• **TASK DETAILS**:
Only a number is wanted: how many lines in the listing contain the word "понедельник"?
_ _ _ _
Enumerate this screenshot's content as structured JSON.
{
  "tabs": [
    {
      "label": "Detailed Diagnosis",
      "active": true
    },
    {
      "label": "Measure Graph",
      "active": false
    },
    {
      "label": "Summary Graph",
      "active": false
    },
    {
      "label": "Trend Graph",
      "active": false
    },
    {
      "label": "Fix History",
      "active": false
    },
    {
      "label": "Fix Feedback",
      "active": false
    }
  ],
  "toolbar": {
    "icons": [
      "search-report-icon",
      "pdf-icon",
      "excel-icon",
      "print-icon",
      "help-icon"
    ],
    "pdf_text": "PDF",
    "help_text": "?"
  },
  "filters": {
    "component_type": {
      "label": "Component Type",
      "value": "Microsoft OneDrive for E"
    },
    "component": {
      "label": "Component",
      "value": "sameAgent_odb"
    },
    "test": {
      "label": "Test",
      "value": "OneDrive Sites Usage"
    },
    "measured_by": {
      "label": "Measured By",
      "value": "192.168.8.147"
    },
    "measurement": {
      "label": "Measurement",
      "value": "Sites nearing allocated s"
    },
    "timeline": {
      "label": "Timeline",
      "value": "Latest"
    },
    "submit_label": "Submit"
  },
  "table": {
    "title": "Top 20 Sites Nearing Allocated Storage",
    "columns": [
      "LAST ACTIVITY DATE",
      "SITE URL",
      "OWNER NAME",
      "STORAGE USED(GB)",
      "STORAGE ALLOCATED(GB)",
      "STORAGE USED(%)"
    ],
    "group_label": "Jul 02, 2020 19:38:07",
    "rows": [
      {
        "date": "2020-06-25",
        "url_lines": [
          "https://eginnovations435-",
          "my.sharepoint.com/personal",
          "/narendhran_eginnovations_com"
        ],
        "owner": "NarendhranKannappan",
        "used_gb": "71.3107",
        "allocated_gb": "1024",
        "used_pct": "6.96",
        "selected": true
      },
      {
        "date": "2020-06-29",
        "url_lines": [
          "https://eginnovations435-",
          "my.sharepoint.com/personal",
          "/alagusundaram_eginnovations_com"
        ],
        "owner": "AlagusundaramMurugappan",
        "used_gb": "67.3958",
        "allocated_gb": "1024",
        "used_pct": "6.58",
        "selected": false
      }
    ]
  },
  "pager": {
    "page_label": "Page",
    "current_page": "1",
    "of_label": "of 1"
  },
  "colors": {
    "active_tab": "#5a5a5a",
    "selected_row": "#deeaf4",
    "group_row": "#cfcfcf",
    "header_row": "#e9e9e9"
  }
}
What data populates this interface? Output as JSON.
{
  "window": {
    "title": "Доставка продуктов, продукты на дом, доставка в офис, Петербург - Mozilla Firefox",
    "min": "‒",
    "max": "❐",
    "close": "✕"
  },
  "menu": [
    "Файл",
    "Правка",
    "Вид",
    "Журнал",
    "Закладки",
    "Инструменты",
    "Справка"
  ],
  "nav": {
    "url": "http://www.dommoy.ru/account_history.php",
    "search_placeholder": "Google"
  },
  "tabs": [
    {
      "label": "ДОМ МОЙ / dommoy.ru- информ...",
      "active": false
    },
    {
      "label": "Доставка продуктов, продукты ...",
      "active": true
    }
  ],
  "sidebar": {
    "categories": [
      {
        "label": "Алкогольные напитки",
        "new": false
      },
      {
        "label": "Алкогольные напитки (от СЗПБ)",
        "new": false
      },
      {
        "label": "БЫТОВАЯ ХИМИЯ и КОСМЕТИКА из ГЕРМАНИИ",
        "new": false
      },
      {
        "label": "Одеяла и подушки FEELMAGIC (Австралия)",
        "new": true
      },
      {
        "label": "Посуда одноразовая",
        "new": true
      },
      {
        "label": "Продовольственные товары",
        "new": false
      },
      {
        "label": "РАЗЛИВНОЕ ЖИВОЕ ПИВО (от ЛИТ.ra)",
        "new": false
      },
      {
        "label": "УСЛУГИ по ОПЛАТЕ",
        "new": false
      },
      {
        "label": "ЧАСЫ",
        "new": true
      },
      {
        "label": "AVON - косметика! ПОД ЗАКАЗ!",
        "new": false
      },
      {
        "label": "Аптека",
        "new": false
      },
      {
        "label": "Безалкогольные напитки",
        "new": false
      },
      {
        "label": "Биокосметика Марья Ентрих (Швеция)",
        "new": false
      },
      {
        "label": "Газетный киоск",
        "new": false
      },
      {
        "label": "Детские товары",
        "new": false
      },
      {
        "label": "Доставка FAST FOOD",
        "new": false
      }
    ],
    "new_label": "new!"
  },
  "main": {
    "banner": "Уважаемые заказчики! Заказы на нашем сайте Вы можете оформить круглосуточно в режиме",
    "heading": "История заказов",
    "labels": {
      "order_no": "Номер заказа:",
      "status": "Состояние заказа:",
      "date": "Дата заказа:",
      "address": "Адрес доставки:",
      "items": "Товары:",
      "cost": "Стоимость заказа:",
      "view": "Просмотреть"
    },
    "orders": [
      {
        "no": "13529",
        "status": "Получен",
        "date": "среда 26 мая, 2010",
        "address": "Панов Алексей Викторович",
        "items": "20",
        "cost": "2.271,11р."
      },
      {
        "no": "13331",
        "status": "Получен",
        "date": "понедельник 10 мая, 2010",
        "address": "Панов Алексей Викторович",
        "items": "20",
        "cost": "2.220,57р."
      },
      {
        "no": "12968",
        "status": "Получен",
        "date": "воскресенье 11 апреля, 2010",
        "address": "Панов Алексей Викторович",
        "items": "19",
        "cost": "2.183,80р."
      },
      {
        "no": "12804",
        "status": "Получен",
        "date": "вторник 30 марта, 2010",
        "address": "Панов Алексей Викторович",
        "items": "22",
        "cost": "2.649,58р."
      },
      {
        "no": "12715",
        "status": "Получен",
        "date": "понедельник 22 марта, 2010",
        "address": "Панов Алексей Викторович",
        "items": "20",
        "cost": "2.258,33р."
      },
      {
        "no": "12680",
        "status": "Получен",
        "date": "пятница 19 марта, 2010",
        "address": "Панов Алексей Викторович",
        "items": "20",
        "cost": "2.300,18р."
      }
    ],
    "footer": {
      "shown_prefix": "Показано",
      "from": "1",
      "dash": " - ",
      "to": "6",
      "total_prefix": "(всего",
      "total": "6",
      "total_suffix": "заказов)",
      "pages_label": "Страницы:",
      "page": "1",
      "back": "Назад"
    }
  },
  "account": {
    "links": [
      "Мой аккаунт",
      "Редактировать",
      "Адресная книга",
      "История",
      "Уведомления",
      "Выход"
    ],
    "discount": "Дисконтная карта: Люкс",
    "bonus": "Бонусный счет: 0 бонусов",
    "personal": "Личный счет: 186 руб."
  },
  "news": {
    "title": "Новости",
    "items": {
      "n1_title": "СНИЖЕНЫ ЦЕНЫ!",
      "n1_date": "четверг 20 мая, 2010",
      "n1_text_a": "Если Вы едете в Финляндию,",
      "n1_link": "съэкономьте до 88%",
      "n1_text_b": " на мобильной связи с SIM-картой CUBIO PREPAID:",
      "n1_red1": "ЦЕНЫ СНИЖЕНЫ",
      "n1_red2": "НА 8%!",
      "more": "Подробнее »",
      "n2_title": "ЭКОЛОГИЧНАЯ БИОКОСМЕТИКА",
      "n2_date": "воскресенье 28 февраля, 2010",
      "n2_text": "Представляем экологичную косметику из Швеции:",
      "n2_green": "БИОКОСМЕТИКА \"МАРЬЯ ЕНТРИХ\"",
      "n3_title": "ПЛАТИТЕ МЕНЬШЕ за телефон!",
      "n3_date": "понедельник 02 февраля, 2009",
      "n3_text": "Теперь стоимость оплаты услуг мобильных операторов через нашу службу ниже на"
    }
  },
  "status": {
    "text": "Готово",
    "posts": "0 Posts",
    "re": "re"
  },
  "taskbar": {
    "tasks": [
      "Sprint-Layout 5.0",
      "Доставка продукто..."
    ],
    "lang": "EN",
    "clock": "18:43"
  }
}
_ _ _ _
• **RESPONSE TO THE TASK**:
3